The Hella cell line eventually became a commercial patented line that generated massive revenue for a number of biotech companies as the family of Henrietta languishes in poverty with economic depression. The unjust nature of this information is surprising as according to the ethical obligations, legally the family would be entitled to a share of the biotech firms profits. Legal proceedings that followed were more surprising when court ruling ruled against Moore whose cancer cells were patented for commercial use stating that once the cells were exercised out of his body, he was not entitled to its financial benefits. The 2003 legal precedents of no rights considered the scenarios where sample tissues were freely donated. Ignoring the fact that there was the issue of informed consent in the case of Henrietta and misleading upon testing.
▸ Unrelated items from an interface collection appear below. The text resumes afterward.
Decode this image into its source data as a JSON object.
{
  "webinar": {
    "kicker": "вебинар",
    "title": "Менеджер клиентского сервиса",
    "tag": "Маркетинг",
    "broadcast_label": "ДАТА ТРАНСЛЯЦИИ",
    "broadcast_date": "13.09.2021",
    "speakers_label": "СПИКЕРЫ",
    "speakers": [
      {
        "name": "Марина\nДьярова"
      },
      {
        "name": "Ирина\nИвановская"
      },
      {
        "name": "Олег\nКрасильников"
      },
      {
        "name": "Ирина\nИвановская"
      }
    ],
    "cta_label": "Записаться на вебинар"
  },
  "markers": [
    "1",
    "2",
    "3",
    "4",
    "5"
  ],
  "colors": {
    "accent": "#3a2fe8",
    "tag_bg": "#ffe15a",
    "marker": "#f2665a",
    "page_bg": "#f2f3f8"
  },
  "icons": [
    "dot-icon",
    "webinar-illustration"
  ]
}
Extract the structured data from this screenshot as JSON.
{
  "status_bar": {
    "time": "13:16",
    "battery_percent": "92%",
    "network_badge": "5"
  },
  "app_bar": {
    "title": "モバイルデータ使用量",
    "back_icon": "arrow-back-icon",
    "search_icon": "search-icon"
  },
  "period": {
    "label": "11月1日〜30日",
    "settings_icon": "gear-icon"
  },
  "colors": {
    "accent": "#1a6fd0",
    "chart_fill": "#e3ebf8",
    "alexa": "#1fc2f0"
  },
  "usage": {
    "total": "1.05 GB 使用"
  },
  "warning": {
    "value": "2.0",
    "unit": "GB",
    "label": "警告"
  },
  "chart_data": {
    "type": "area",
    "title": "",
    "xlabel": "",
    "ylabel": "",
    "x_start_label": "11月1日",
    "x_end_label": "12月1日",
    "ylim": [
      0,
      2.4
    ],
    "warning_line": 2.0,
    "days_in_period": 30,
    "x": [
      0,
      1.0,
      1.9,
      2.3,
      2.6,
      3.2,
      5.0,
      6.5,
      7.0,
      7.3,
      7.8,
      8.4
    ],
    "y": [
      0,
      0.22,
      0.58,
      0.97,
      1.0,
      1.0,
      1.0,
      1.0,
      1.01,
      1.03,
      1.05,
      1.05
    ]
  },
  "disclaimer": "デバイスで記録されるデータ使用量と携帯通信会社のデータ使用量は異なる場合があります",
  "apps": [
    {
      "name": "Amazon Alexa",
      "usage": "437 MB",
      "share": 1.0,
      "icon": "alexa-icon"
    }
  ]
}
After reading the chapters in the book I have often viewed the world in a different way with a possibility of other more complex and greater injustices carried in the medical industry that are underlying the themes and other concerning issues presented by the chapter. The structures and chapters I covered in the book had shown several injustices that are projected against Henrietta Lacks and exposure of unethical practices in the medical fields. The possibilities raised to me is that these injustices may have been a distraction from greater injustices. The structural background of racism was quite rather different from the questions of finance and other benefits interests raised through the features of biotech companies registering massive revenue through the use of these cells. The story may have other concerns that were much bigger but were not accurately presented as major themes like the under looking of lack of education access and employment opportunities that are the core cause of these themes. With proper educations, the characters would be able to make informed decisions and give out consent to the doctors. Employment is portrayed through the fact that Henrietta Lacks was a farmer and precisely stated to be poor thus giving rise to the lack of care by the doctors. The lack of health care systems is also portrayed in the story in that it was until Henrietta’s tumor was fully developed and she would feel it herself that she went to seek treatment. Thus the rise for an urge to developed health care systems for early detection that was lacking in the story.
It is not precise but I can say the level and standard of care given to Henrietta Lacks was inadequate and it was an unethical practice for the John Hopkins hospital to harvest her cells without her consent or consent of her family. The remaining family of Lacks had a right to be given proper information and be enlightened of the tests that were carried upon then rather than the hospital misinforming them that it was for their own good in the detection of cancer while in real sense it was for their benefit. The system until now has consistently failed Henrietta’s family many of whom continue to suffer from chronic illness physically and mentally. Even the end-user result of these extraordinary cells from Henrietta fueled a biotechnology revolution, the underlying injustices to Lacks should not go unnoticed. And because of the true storyline presented by Skloot, we ought to continue talking of these underlying injustices.
Skloot, Rebecca. The immortal life of Henrietta Lacks. Broadway Books, 2017.